## EXERCISE
The entries are to be given again in full. Every word must match.

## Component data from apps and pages
***

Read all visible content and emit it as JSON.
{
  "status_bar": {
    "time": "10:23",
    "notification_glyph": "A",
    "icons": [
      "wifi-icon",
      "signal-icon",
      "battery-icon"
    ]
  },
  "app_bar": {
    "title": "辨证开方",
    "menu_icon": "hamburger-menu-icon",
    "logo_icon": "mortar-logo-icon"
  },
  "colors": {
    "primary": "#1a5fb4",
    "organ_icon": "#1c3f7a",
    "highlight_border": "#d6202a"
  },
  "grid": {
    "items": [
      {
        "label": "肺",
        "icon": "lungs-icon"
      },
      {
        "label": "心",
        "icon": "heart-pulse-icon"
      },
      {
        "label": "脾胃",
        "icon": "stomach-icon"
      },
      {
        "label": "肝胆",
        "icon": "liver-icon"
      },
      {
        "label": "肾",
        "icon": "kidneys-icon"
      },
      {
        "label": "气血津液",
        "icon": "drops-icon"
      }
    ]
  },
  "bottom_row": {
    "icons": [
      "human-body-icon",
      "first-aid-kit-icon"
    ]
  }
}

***

## COMPLETED TASK
Read all visible content and emit it as JSON.
{
  "status_bar": {
    "time": "10:23",
    "notification_glyph": "A",
    "icons": [
      "wifi-icon",
      "signal-icon",
      "battery-icon"
    ]
  },
  "app_bar": {
    "title": "辨证开方",
    "menu_icon": "hamburger-menu-icon",
    "logo_icon": "mortar-logo-icon"
  },
  "colors": {
    "primary": "#1a5fb4",
    "organ_icon": "#1c3f7a",
    "highlight_border": "#d6202a"
  },
  "grid": {
    "items": [
      {
        "label": "肺",
        "icon": "lungs-icon"
      },
      {
        "label": "心",
        "icon": "heart-pulse-icon"
      },
      {
        "label": "脾胃",
        "icon": "stomach-icon"
      },
      {
        "label": "肝胆",
        "icon": "liver-icon"
      },
      {
        "label": "肾",
        "icon": "kidneys-icon"
      },
      {
        "label": "气血津液",
        "icon": "drops-icon"
      }
    ]
  },
  "bottom_row": {
    "icons": [
      "human-body-icon",
      "first-aid-kit-icon"
    ]
  }
}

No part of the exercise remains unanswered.